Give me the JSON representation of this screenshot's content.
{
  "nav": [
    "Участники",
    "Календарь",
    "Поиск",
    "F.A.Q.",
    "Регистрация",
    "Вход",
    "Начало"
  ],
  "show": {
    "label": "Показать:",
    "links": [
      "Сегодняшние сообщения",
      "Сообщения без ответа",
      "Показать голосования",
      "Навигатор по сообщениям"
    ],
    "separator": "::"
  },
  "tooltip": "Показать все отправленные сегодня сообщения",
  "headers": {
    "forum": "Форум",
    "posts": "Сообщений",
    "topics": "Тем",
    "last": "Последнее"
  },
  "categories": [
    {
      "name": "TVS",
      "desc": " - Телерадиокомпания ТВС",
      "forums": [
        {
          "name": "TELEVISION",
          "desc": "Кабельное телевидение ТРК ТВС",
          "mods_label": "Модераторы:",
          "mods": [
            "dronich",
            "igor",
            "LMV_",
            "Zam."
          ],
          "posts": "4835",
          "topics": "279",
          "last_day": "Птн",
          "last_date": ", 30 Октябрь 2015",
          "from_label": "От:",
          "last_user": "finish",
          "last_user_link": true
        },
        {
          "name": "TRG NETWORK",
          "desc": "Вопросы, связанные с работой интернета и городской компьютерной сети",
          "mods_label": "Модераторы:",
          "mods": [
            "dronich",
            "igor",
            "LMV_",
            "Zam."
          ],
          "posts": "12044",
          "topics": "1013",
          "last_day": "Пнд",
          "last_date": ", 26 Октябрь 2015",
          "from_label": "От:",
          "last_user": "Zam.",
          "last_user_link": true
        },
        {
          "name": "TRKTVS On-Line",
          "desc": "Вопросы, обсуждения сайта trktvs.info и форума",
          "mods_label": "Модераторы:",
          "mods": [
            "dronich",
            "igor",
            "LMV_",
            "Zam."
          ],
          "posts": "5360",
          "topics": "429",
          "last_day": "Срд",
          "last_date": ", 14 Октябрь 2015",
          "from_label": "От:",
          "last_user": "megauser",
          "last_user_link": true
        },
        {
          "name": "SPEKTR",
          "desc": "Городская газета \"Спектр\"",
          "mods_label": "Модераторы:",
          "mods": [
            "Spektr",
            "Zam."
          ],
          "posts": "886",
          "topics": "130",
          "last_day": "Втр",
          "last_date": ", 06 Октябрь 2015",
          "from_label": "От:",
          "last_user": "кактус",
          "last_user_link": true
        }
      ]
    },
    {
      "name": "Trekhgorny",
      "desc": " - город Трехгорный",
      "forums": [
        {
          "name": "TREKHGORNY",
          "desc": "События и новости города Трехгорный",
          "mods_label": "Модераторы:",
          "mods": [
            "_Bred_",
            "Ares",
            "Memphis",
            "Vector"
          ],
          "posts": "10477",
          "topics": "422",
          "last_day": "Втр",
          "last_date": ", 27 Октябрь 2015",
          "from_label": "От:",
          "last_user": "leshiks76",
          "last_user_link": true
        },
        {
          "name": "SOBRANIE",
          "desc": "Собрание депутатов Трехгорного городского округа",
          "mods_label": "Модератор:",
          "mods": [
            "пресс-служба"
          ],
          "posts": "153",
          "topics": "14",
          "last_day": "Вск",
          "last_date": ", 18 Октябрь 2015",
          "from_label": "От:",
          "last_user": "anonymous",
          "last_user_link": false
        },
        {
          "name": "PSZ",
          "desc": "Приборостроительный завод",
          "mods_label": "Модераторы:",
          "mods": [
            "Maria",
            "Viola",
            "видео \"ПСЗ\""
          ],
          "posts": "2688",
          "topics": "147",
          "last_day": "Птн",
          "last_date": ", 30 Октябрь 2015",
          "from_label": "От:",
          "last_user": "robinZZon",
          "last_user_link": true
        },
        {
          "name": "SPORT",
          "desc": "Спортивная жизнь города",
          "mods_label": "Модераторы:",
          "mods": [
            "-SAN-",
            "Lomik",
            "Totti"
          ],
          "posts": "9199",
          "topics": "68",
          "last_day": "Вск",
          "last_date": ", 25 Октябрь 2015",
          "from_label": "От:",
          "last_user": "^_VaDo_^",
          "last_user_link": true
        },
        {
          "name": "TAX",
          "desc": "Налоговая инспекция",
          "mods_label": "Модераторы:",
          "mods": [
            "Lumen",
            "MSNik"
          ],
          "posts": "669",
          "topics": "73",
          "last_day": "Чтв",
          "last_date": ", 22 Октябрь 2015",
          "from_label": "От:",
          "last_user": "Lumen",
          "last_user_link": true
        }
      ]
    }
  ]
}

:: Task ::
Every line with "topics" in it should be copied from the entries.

:: Response to the task ::
    "topics": "Тем",
          "topics": "279",
          "topics": "1013",
          "topics": "429",
          "topics": "130",
          "topics": "422",
          "topics": "14",
          "topics": "147",
          "topics": "68",
          "topics": "73",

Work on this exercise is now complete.